T.V. Series: "The Shipper"
I’ve written about the body-swap/BL show The Shipper even before it came out on the basis of the cast and the trailer alone. Six episodes into the season, the show consistently surprises me with how it manages to satirize the whole culture of “shipping” (as in love teams, not the maritime business) while operating within the same tropes. In the show, Pan (Prigkhing Sureeyaret Yakaret) is trapped inside the body of one half of her ship KimWay (or is it WayKim?) while Kim (First Kanaphan Puitrakul) is in hers, still unconscious due to a soul reaper's mistake after an accident. Pan/Kim gains more than just a perspective when it comes to living the life of the person that she only knows from a distance — even though she assumes the whole world when it comes to writing about him in her fanfic. As a fan of many Thai BL couples, the show reminds me that there is only so much you can know about a person who you see, basically, through social media. Fans of “The Shipper” keep saying that it’s underrated, and it is. Not enough people watch the show. Maybe because BL fans come to the shows for fantasy and not for a reality check? Nonetheless, “The Shipper” is a hilariously self-aware slice of BL/ship culture buoyed by charming performances. Come for the BL, stay for the cultural commentary.
Tilly Birds - When The Film’s Over
The idea of love, to many of us, has always been influenced by romantic movies. The Thai trio’s new single “When the Film’s Over,” sounds like it’s made for a music montage scene of a love story, but it’s more “Blue Valentine” than “Notting Hill.” It’s a sober recollection of a love that has ended its run, tinged with a patina of regret and a healthy dose of realization. The lines “I rewatch the scenes we embrace / The days we spent, memories I can’t erase / But you’re not here today, what else can I say” haunt me. There’s nothing like a clear-headed appreciation of a past relationship. It may be over, but that love still exists somewhere, like a film ready to be watched over and over.
The Pitchfork Review

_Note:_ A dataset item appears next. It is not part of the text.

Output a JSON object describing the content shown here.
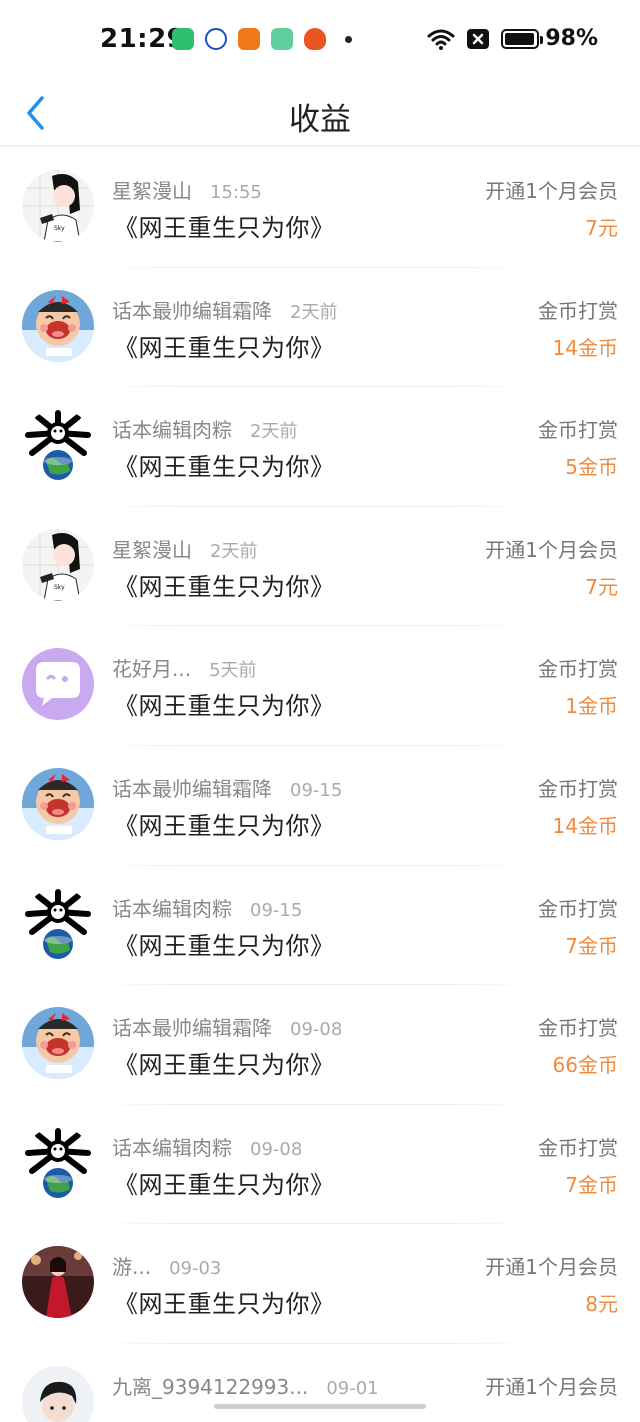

The much missed quarterly magazine “The Pitchfork Review” only lived for 11 issues, from 2013 to 2016. It was a surprising move from the music website, turning to print while everything else was going digital. Each issue was packed with features, retrospectives, interviews, reviews, and even free records. It was thoughtfully designed and curated — distinguishing qualities from Pitchfork the website. Its tactility was somehow a nod to the comeback of physical records and a throwback to the golden era of music rags. When it eventually folded, run over by the rapid pace of online news, it became another relic of an era gone by.
Fast forward to July 2020 when the now Condé Nast-backed Pitchfork launched the podcast "The Pitchfork Review." The “Review” is their first foray in giving readers a behind-the-scenes look at some of their biggest stories or topics of the week. “I feel like the podcast allows for you to feel like you’re sitting at the bar with a bunch of friends talking about the new Lana del Ray album,” said Pitchfork editor-in-chief Puja Patel in an interview.

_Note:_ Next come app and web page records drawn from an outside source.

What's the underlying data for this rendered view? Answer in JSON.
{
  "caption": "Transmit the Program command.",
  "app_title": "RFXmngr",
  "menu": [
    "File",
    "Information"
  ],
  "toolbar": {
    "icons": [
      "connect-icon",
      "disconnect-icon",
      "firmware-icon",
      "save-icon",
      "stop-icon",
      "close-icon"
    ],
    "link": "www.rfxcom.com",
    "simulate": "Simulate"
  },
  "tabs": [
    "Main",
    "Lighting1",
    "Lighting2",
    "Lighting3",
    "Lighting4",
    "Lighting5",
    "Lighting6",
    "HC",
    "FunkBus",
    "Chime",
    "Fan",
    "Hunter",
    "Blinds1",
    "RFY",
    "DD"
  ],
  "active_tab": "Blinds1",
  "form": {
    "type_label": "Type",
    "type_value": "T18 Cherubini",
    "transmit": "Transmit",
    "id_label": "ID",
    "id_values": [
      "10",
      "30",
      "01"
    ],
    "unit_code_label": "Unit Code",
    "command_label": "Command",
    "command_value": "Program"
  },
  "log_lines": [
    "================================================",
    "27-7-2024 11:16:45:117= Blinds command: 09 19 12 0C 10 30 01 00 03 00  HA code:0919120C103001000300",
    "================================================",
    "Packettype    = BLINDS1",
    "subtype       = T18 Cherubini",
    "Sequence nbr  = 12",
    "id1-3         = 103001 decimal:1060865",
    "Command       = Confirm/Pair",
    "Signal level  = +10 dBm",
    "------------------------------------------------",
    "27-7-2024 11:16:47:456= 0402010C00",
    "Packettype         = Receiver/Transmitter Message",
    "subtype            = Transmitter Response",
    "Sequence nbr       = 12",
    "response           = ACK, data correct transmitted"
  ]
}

The first episode is an interesting look into how TikTok revolutionizes both pop music and the BLM revolution. TikTok has helped songs like “Say So” become ubiquitous while, on the other hand, giving BIPOC creators the opportunity to spread awareness about the current civil rights upheaval, despite the shadowbanning that’s been happening.